In the opening scenes of Shuibo Wang’s 2005 documentary, “They Chose China,” American soldiers dressed in the long, padded winter coats of the Chinese military cluster around a microphone to explain the international threat posed by McCarthy’s witch hunts and U.S. intolerance for freedom and democracy. The documentary tells the story of these twenty-one American soldiers, held as POWs by the Chinese during the Korean War, who refused repatriation after the 1953 armistice.

Through a mix of archival footage, Chinese and American TV clips, and contemporary interviews with one of the few surviving defectors, Wang tries to unearth why the young men chose to stay in China, attend university, and work as factory workers, farmers, truck drivers, and government propagandists. All but one of the men returned to the U.S. prior to the Cultural Revolution. (The one who stayed, James Veneris, lived out his life as a factory worker in Shandong, his fellow workers protecting him from persecution during the Cultural Revolution.)

Wang attempts to counter the argument that the men had been brainwashed by the Communist government (these soldiers were among the first tangible cases in U.S. media of the “brainwashing” phenomenon), instead presenting the men as “dissidents.” However, it becomes clear over the course of the movie that each of the men made the choice to stay for different reasons. Clarence Adams, a black soldier from Memphis, speaks of escaping from the racial discrimination and inequality in the United States, others seemed excited about the adventure of living in China, and others appear to have truly committed to socialism, maintaining their political beliefs even after returning to the U.S.

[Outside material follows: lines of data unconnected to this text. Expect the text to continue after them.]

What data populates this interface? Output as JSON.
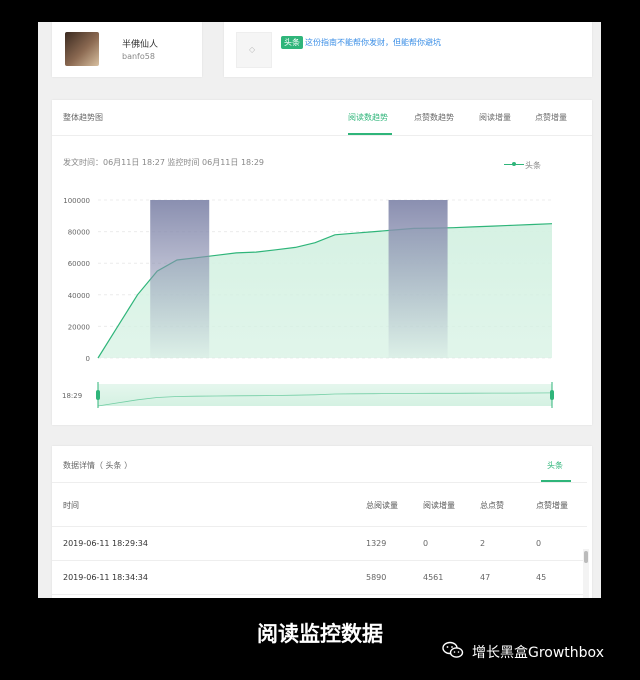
{
  "author": {
    "name": "半佛仙人",
    "id": "banfo58"
  },
  "article": {
    "badge": "头条",
    "title": "这份指南不能帮你发财，但能帮你避坑"
  },
  "trend": {
    "title": "整体趋势图",
    "tabs": [
      "阅读数趋势",
      "点赞数趋势",
      "阅读增量",
      "点赞增量"
    ],
    "active_tab": 0,
    "meta": "发文时间：06月11日 18:27 监控时间 06月11日 18:29",
    "legend": "头条",
    "slider_start": "18:29"
  },
  "chart_data": {
    "type": "area",
    "y_ticks": [
      "100000",
      "80000",
      "60000",
      "40000",
      "20000",
      "0"
    ],
    "ylim": [
      0,
      100000
    ],
    "series": [
      {
        "name": "头条",
        "values": [
          0,
          20000,
          40000,
          55000,
          62000,
          63500,
          65000,
          66500,
          67000,
          68500,
          70000,
          73000,
          78000,
          79000,
          80000,
          81000,
          82000,
          82200,
          82500,
          83000,
          83500,
          84000,
          84500,
          85000
        ]
      }
    ],
    "highlight_bands": [
      [
        0.115,
        0.245
      ],
      [
        0.64,
        0.77
      ]
    ],
    "colors": {
      "line": "#2fb57a",
      "fill": "#d4f1e2",
      "band": "#8a8fb0"
    }
  },
  "details": {
    "title": "数据详情（ 头条 ）",
    "tab": "头条",
    "columns": [
      "时间",
      "总阅读量",
      "阅读增量",
      "总点赞",
      "点赞增量"
    ],
    "rows": [
      [
        "2019-06-11 18:29:34",
        "1329",
        "0",
        "2",
        "0"
      ],
      [
        "2019-06-11 18:34:34",
        "5890",
        "4561",
        "47",
        "45"
      ]
    ]
  },
  "caption": "阅读监控数据",
  "brand": "增长黑盒Growthbox"
}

China buffs will find most interesting the footage Wang dug up from the POW camps—including film of the camp-wide “Olympic Games” prisoners organized—and clips of the soldiers explaining why they chose to stay in China. The film is rather hard to track down in the U.S. unless your local university or public library has a copy; it is not currently available through either Netflix or Blockbuster.